But he should have come before. He should have brought the kids. He’d been remiss in so many ways, more than even Eden’s mother could count.
He drove in, parked, and crossed the dry grass, past an ugly white mausoleum overhung with ungainly eucalyptus trees. A single older man knelt by another grave at a distance; otherwise the place was deserted. He quickly found the stone: Eden Tybie, Wife and Mother, and the dates.
The stone looked more like limestone than granite. A low relief of Jesus emerged from its surface, holding a cross in one arm and a lamb in the other. Three more lambs lay at his feet. The lamb that he held had a small pair of horns; the others did not. It was his family, Mike saw: one little boy and the three girls.
He couldn’t bear to look at it. He crouched down quickly, lowering his head. Grasping two clumps of grass on either side of the stone, he abruptly tore them out by the roots. She’d done it again, he thought; she’d given other people all the work. “Oh, Eden,” he whispered through his teeth. “Just look at the mess you’ve left behind.”
He stood and found himself not crying, but shaking all over, still holding the two tufts of grass in his hands.
He raised his head and caught sight of the other mourner, still kneeling as before, the very image of ordinary, respectable grief. Mike envied him. Right now, if he could locate a stick of dynamite, he’d bury it up to the fuse, light it and blow himself and what remained of Eden to fine particles of dust. Let Eden’s mother and Mrs. Moriarty sort the rest of it out.
The feeling passed. Unbidden, then, Maddie’s bereft face appeared before him in his mind’s eye. The sight of it caused him to kneel down remorsefully and pat the clumps of grass back into place. Maddie, Cimba, Dinah, all before him now, gazing in reproach. And where was Kevin? He couldn’t even will himself to summon up the image.
But out of that empty place came a certainty that he couldn’t fire Mrs. Moriarty. Not yet, at least. What a mess, what a mess, what an unholy mess.
She lived, he discovered, in a single story house half hidden behind a mass of lank camellia bushes. The property as a whole was in great need of attention. Was there a Mr. Moriarty? He had never heard of one.

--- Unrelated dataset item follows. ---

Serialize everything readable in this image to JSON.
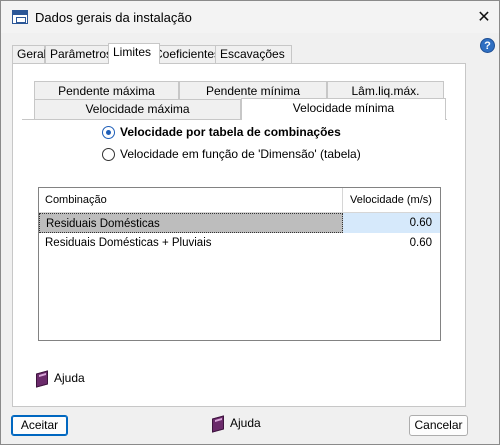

Mrs. Moriarty answered the door. There was no great defiance in her manner. Maddeningly, she was just the way she always was.
“Where is he?” Mike asked.
“He’s in the TV room,” she said, gesturing towards one of the doorways that led from the hall they were standing in. “Watching Pokemon.”
“I just want to take him home now, Mrs. Moriarty. You and I can talk later.”
“You know, Mr. T., I don’t know if he’s ready to go with you just yet.” She took one step closer to him, and Mike began to imagine an awful scene taking shape, with Kevin in the role of the broom. But she stopped where she was, looking up into his face with an intimacy that he knew he would have to resign himself to for the time being. “Why don’t we let him choose?” she asked boldly.
“Choose?” Mike repeated. How had he come to a place where his son might choose to come home with him, or might choose not to?
“I’ll get him,” she said, and moved off towards the toneless cartoon music in the other room, calling Kevin’s name. But she re-emerged after a moment alone. “He only wants to go with you if you’ll promise him you’ll keep me on.”
“He said that?”
“He did, Mr. T. And if you’re smart, you’ll see that it’s going to work best if he goes with you because he wants to, because he knows everything’s going to be all right.”
At this moment Kevin edged through the doorway in his ridiculous oversized shorts. Mike felt the urge to avert his eyes, as he had from the tombstone.
Coward though he might be, he knew that Mrs. Moriarty was right. In a way, entering into mortal combat with her would have been easier. Now he saw how much of it was up to him alone.
Ahead lay the day when Kevin would judge him, most likely very harshly. But it could not be today. Today, when Kevin might well choose against him, Mike knew he must protect the boy from such a choice. For a start, Mike needed to raise his eyes and look at this son of his.